*** Block opens ***

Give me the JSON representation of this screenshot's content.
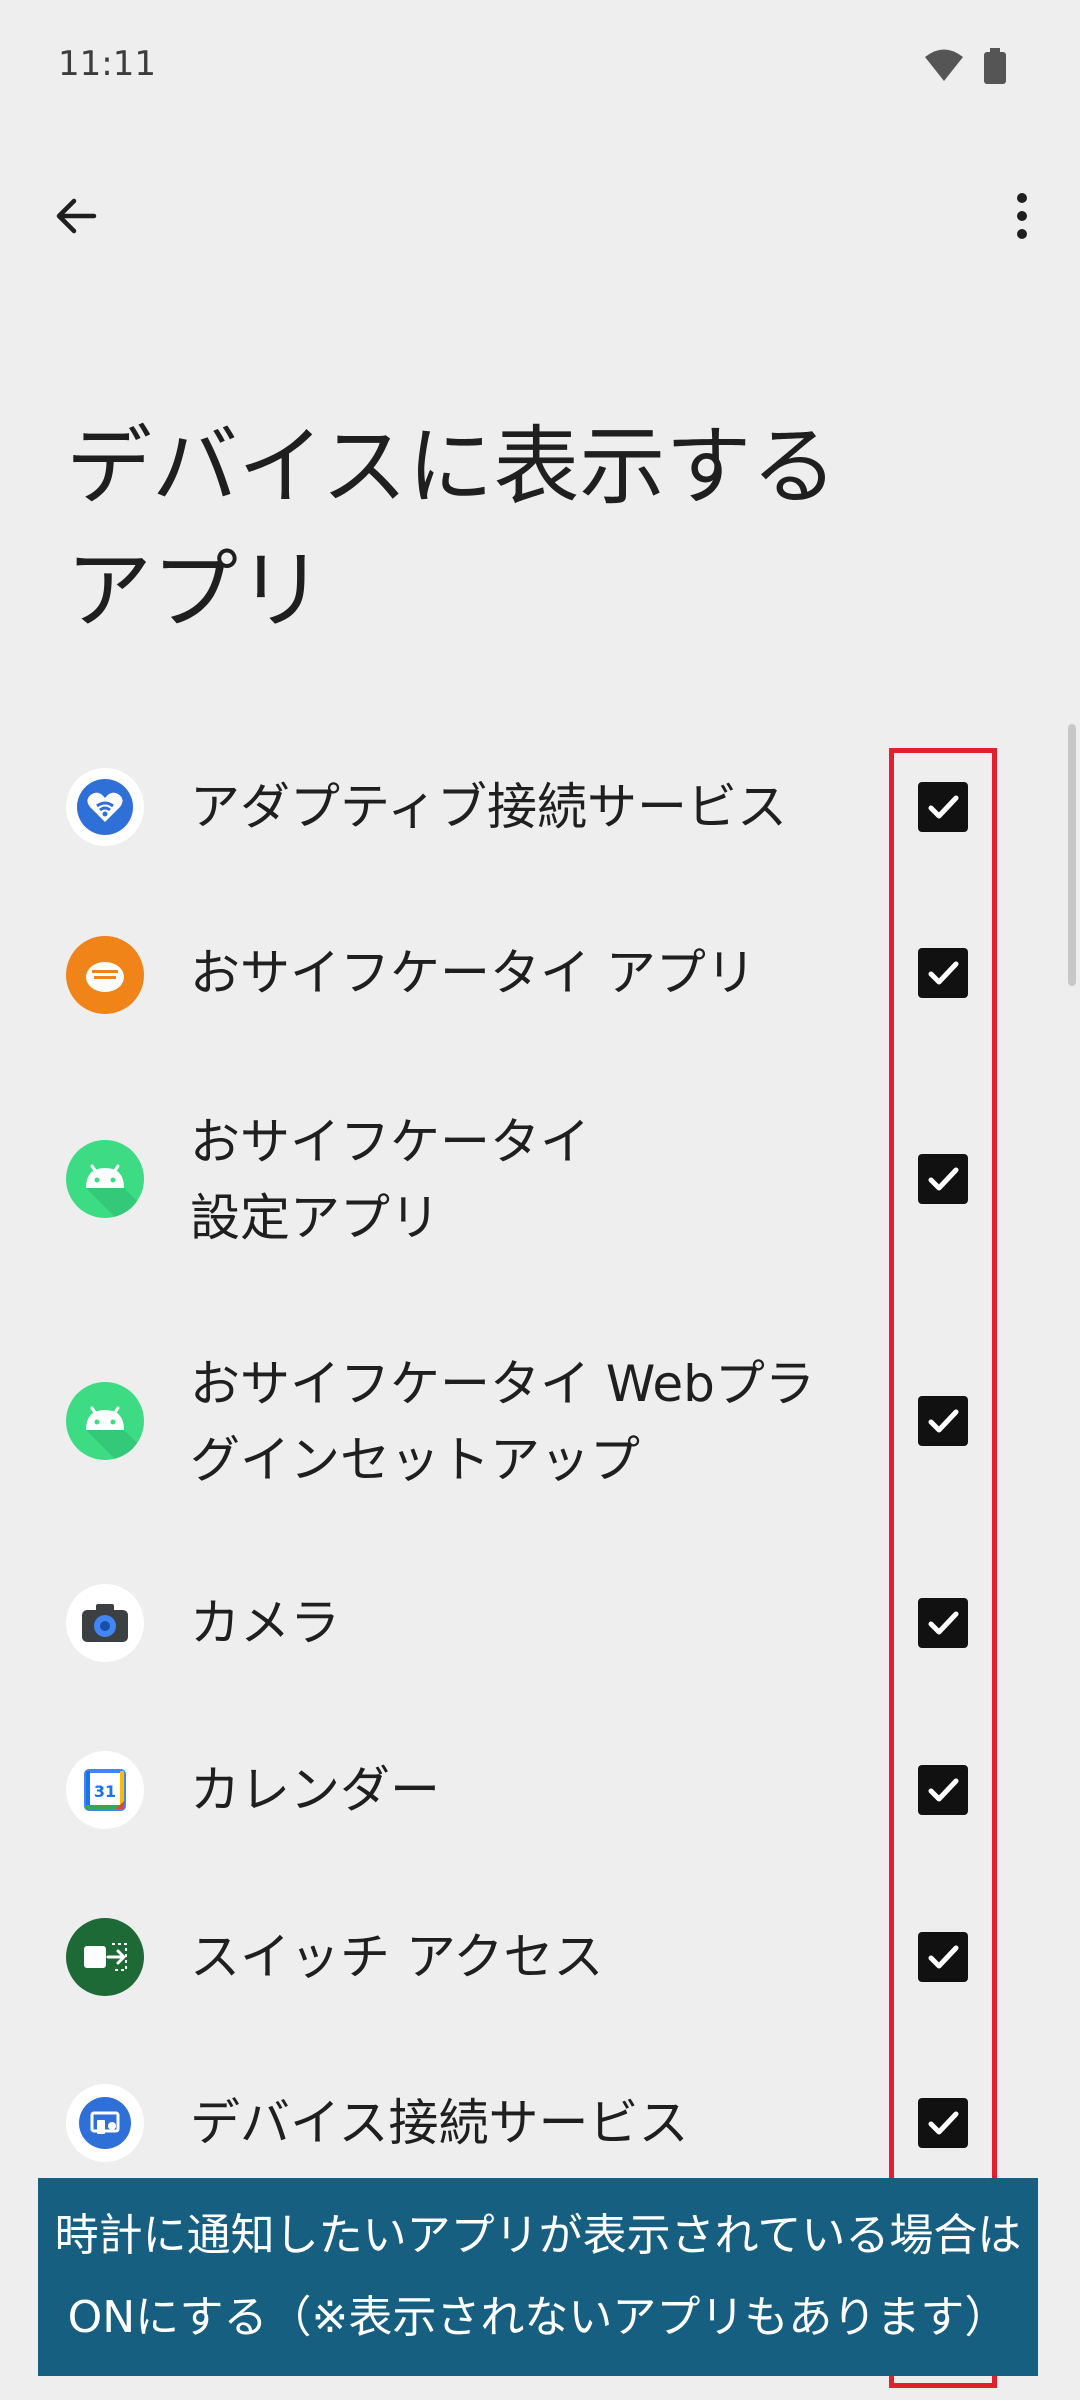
{
  "status_bar": {
    "time": "11:11"
  },
  "header": {
    "title_line1": "デバイスに表示する",
    "title_line2": "アプリ"
  },
  "apps": [
    {
      "label": "アダプティブ接続サービス",
      "icon": "adaptive-connectivity-icon",
      "checked": true
    },
    {
      "label": "おサイフケータイ アプリ",
      "icon": "osaifu-keitai-icon",
      "checked": true
    },
    {
      "label": "おサイフケータイ\n設定アプリ",
      "icon": "android-icon",
      "checked": true
    },
    {
      "label": "おサイフケータイ Webプラ\nグインセットアップ",
      "icon": "android-icon",
      "checked": true
    },
    {
      "label": "カメラ",
      "icon": "camera-icon",
      "checked": true
    },
    {
      "label": "カレンダー",
      "icon": "calendar-icon",
      "calendar_day": "31",
      "checked": true
    },
    {
      "label": "スイッチ アクセス",
      "icon": "switch-access-icon",
      "checked": true
    },
    {
      "label": "デバイス接続サービス",
      "icon": "device-connectivity-icon",
      "checked": true
    }
  ],
  "caption": {
    "line1": "時計に通知したいアプリが表示されている場合は",
    "line2": "ONにする（※表示されないアプリもあります）"
  },
  "colors": {
    "background": "#eeeeee",
    "highlight": "#e0202c",
    "caption_bg": "#175f80",
    "checkbox": "#111111"
  }
}
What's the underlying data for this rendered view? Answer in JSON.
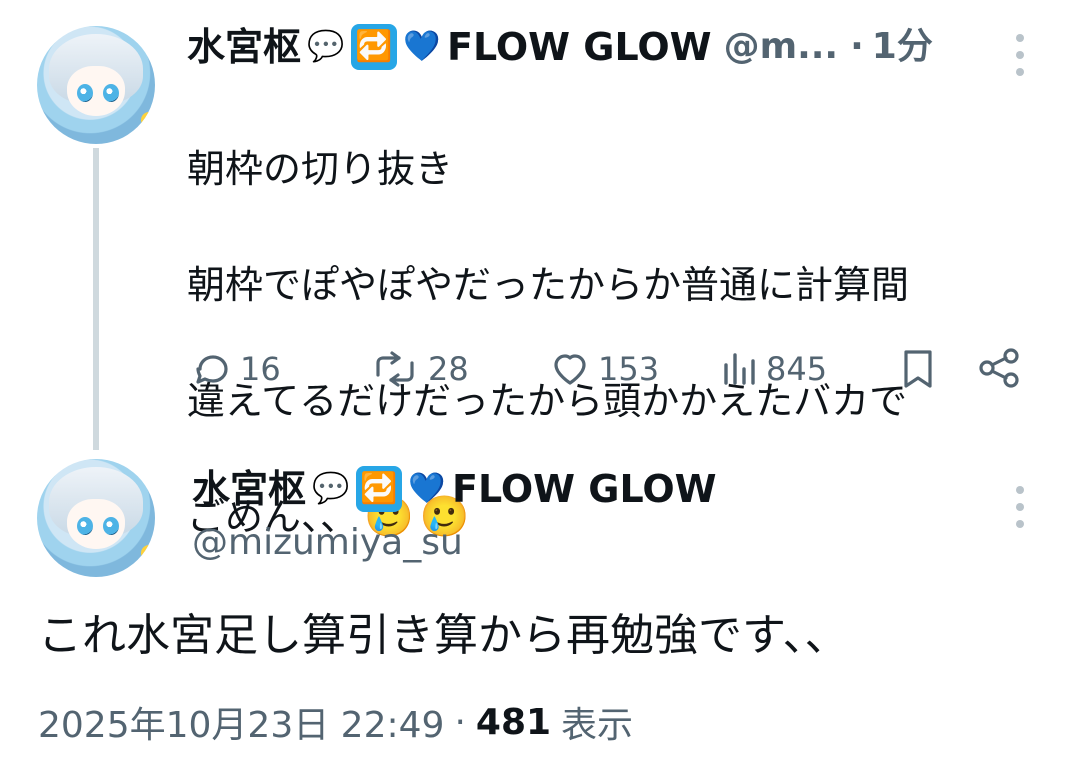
{
  "thread": {
    "first": {
      "display_name": "水宮枢",
      "badge_label": "FLOW GLOW",
      "handle": "@m...",
      "separator": "·",
      "time": "1分",
      "text_line1": "朝枠の切り抜き",
      "text_line2": "朝枠でぽやぽやだったからか普通に計算間",
      "text_line3": "違えてるだけだったから頭かかえたバカで",
      "text_line4": "ごめん、、",
      "emoji1": "🥲",
      "emoji2": "🥲",
      "counts": {
        "replies": "16",
        "reposts": "28",
        "likes": "153",
        "views": "845"
      }
    },
    "second": {
      "display_name": "水宮枢",
      "badge_label": "FLOW GLOW",
      "handle": "@mizumiya_su",
      "text": "これ水宮足し算引き算から再勉強です、、",
      "timestamp": "2025年10月23日 22:49",
      "dot": "·",
      "views": "481",
      "views_label": "表示"
    }
  },
  "icons": {
    "speech": "speech-bubble-icon",
    "repeat": "repeat-icon",
    "heart": "blue-heart-icon",
    "reply": "reply-icon",
    "repost": "repost-icon",
    "like": "like-icon",
    "views": "views-icon",
    "bookmark": "bookmark-icon",
    "share": "share-icon",
    "more": "more-icon"
  },
  "colors": {
    "text": "#0f1419",
    "secondary": "#536471",
    "line": "#cfd9de",
    "blue": "#1d9bf0"
  }
}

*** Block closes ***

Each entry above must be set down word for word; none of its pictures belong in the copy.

■ RESPONSE:
Give me the JSON representation of this screenshot's content.
{
  "status_bar": {
    "time": "11:11"
  },
  "header": {
    "title_line1": "デバイスに表示する",
    "title_line2": "アプリ"
  },
  "apps": [
    {
      "label": "アダプティブ接続サービス",
      "icon": "adaptive-connectivity-icon",
      "checked": true
    },
    {
      "label": "おサイフケータイ アプリ",
      "icon": "osaifu-keitai-icon",
      "checked": true
    },
    {
      "label": "おサイフケータイ\n設定アプリ",
      "icon": "android-icon",
      "checked": true
    },
    {
      "label": "おサイフケータイ Webプラ\nグインセットアップ",
      "icon": "android-icon",
      "checked": true
    },
    {
      "label": "カメラ",
      "icon": "camera-icon",
      "checked": true
    },
    {
      "label": "カレンダー",
      "icon": "calendar-icon",
      "calendar_day": "31",
      "checked": true
    },
    {
      "label": "スイッチ アクセス",
      "icon": "switch-access-icon",
      "checked": true
    },
    {
      "label": "デバイス接続サービス",
      "icon": "device-connectivity-icon",
      "checked": true
    }
  ],
  "caption": {
    "line1": "時計に通知したいアプリが表示されている場合は",
    "line2": "ONにする（※表示されないアプリもあります）"
  },
  "colors": {
    "background": "#eeeeee",
    "highlight": "#e0202c",
    "caption_bg": "#175f80",
    "checkbox": "#111111"
  }
}
What's the underlying data for this rendered view? Answer in JSON.
{
  "thread": {
    "first": {
      "display_name": "水宮枢",
      "badge_label": "FLOW GLOW",
      "handle": "@m...",
      "separator": "·",
      "time": "1分",
      "text_line1": "朝枠の切り抜き",
      "text_line2": "朝枠でぽやぽやだったからか普通に計算間",
      "text_line3": "違えてるだけだったから頭かかえたバカで",
      "text_line4": "ごめん、、",
      "emoji1": "🥲",
      "emoji2": "🥲",
      "counts": {
        "replies": "16",
        "reposts": "28",
        "likes": "153",
        "views": "845"
      }
    },
    "second": {
      "display_name": "水宮枢",
      "badge_label": "FLOW GLOW",
      "handle": "@mizumiya_su",
      "text": "これ水宮足し算引き算から再勉強です、、",
      "timestamp": "2025年10月23日 22:49",
      "dot": "·",
      "views": "481",
      "views_label": "表示"
    }
  },
  "icons": {
    "speech": "speech-bubble-icon",
    "repeat": "repeat-icon",
    "heart": "blue-heart-icon",
    "reply": "reply-icon",
    "repost": "repost-icon",
    "like": "like-icon",
    "views": "views-icon",
    "bookmark": "bookmark-icon",
    "share": "share-icon",
    "more": "more-icon"
  },
  "colors": {
    "text": "#0f1419",
    "secondary": "#536471",
    "line": "#cfd9de",
    "blue": "#1d9bf0"
  }
}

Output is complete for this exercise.